Wrapping JSON-based ActiveRecord attributes with classes

Have you ever tried to denormalize your DB structure a little bit by using a JSON-based column? It goes without saying that great power flexibility comes with great responsibility, but in some cases, this approach does a good job and simplifies things a lot.
For instance, imagine that you are building a feature for yet another e-commerce site, which allows users to filter products by a set of rules and order them automatically each night. Obviously, we want to specify the count of products to order, but how can we represent the filtering rules (e.g. min/max price, publication date etc)? We could have a column for each rule, but JSON column looks more promising. We are not planning to filter by any of these columns, however, there is a big chance that we will add more rules in future and JSON column allows us to avoid migrating our database each time.
This is how we usually add JSONB column to the PostgreSQL table:
create_table :auto_buyers do |t|
t.integer :count, null: false
t.jsonb :rules, null: false, default: {}
end

This attribute is just a hash:
buyer = AutoBuyer.create(count: 1, rules: { max_price: 10 })

if item.price < buyer.rules["max_price"] # buy item... end What if we want something more complex, for instance, validate such fields? This looks a bit messy: class AutoBuyer < ApplicationRecord validate do if rules["max_price"] && rules["min_price"] && rules["min_price"] > rules["max_price"]
errors.add(:max_price, "should be greater then min price")
end
end
end

Imagine that ActiveRecord model has its own behavior and we are adding more complexity with such validations—in this case, it might make sense to move the logic around the JSON attribute to the separate class and it would also be nice to work with attributes, not the hash. Attributes API can save us!
However, the documentation is confusing enough and it’s hard to get things right from the first attempt. Let’s try to do it start with defining the class for representing our hash as an object:
class AutoBuyerRules
include ActiveModel::Model
include ActiveModel::Attributes

attribute :min_price, :integer
attribute :max_price, :integer
end

After that, we need to define the attribute class to wrap up the hash to this class:
class AutoBuyerRulesType < ActiveModel::Type::Value
def type
:jsonb
end

# rubocop:disable Style/RescueModifier
def cast_value(value)
case value
when String
decoded = ActiveSupport::JSON.decode(value) rescue nil
AutoBuyerRules.new(decoded) unless decoded.nil?
when Hash
AutoBuyerRules.new(value)
when AutoBuyerRules
value
end
end
# rubocop:enable Style/RescueModifier

def serialize(value)
case value
when Hash, AutoBuyerRules
ActiveSupport::JSON.encode(value)
else
super
end
end

def changed_in_place?(raw_old_value, new_value)
cast_value(raw_old_value) != new_value
end
end

And finally, let’s tell our ActiveRecord model to use this new attribute and try it out:
class AutoBuyer < ApplicationRecord
attribute :rules, AutoBuyerRulesType.new
end

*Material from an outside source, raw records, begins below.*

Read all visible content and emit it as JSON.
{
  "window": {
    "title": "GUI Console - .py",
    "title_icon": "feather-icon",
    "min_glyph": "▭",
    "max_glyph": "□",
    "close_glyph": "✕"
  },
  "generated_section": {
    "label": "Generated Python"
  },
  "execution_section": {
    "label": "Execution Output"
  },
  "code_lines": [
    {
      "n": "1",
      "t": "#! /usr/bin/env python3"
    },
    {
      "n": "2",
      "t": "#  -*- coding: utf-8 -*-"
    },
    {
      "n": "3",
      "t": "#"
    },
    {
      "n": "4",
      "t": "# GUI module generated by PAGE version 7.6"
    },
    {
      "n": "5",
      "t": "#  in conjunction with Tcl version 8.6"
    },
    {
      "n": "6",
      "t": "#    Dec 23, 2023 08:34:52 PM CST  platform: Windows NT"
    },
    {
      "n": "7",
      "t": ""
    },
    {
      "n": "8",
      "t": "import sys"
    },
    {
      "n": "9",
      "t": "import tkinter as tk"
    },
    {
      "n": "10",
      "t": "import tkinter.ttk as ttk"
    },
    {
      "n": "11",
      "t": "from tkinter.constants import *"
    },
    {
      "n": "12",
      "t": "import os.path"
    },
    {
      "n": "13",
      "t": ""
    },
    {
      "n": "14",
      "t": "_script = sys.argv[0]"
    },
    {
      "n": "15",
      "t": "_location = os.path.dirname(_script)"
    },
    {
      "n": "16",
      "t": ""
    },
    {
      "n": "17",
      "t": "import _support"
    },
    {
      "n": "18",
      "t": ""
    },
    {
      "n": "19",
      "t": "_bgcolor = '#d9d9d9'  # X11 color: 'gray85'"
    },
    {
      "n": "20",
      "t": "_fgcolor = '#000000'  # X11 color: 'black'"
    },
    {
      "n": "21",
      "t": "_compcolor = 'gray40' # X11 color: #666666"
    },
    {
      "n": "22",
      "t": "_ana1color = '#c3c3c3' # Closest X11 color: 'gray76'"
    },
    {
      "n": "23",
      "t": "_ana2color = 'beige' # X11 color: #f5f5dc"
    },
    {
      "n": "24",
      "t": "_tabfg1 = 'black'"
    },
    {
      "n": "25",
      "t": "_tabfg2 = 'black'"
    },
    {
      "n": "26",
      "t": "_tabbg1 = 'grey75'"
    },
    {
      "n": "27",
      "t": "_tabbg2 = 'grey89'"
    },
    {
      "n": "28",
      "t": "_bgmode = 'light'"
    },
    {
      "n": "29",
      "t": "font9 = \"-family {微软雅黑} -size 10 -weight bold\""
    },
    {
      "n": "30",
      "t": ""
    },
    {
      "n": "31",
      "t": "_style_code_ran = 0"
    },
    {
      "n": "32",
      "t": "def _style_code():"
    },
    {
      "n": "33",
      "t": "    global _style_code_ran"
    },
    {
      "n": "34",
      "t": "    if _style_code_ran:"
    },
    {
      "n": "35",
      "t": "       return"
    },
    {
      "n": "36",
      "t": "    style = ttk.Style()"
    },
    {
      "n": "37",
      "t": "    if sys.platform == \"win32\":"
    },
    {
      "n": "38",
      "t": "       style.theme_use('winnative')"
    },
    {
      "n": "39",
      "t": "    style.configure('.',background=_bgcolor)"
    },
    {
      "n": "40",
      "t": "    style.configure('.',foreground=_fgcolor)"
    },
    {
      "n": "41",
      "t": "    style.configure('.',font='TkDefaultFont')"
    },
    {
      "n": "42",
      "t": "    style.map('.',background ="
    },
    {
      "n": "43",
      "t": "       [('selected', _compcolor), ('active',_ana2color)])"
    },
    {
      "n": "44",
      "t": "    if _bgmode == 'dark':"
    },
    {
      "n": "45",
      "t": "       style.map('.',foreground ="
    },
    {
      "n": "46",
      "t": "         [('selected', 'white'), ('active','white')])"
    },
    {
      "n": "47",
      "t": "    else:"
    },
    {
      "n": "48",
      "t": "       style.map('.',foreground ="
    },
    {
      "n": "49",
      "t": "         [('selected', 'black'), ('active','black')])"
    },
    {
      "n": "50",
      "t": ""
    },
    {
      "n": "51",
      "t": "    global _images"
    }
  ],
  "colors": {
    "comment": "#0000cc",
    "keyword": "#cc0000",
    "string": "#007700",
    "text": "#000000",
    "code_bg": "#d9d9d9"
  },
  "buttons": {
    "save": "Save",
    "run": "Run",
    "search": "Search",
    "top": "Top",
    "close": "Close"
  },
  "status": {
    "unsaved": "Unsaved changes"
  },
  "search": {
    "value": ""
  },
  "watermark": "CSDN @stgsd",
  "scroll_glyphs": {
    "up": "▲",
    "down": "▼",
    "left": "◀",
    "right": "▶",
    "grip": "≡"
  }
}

buyer = AutoBuyer.create(count: 1, rules: { max_price: 10 })

if item.price < buyer.rules.max_price
# buy item…
end

It looks way better, but should we use so much code each time we want to get this behavior? Not really, please welcome store_model gem!
To make the long story short (you can find the long store at the README) let’s take a look at the same example:
class AutoBuyerRules
include StoreModel::Model

attribute :min_price, :integer
attribute :max_price, :integer

validate :min_price, presence: true
end

class AutoBuyer < ApplicationRecord
attribute :rules, AutoBuyerRules.to_type

validate :rules, store_model: { merge_errors: true }
end

buyer = AutoBuyer.new
puts buyer.valid? # => false
puts buyer.errors.messages # => { min_price: ["can’t be blank"] }

That’s it, you don’t need to include a ton of modules or define any custom types by hand! It also comes with validation support—you can validate store model fields and then merge these errors to the parent record (or define any custom strategy).
Let’s recap:

JSON columns are good for the data that change often
you can handle them as hashes, but it can be verbose
you can use Attribute API to wrap them with objects or use store_model gem
if you want to do the same thing, but have attributes defined on the ActiveRecord model itself—consider using store_attribute or jsonb_accessor

Read more dev articles on https://evilmartians.com/chronicles!

Link: https://dev.to//evilmartians/wrapping-json-based-activerecord-attributes-with-classes-4apf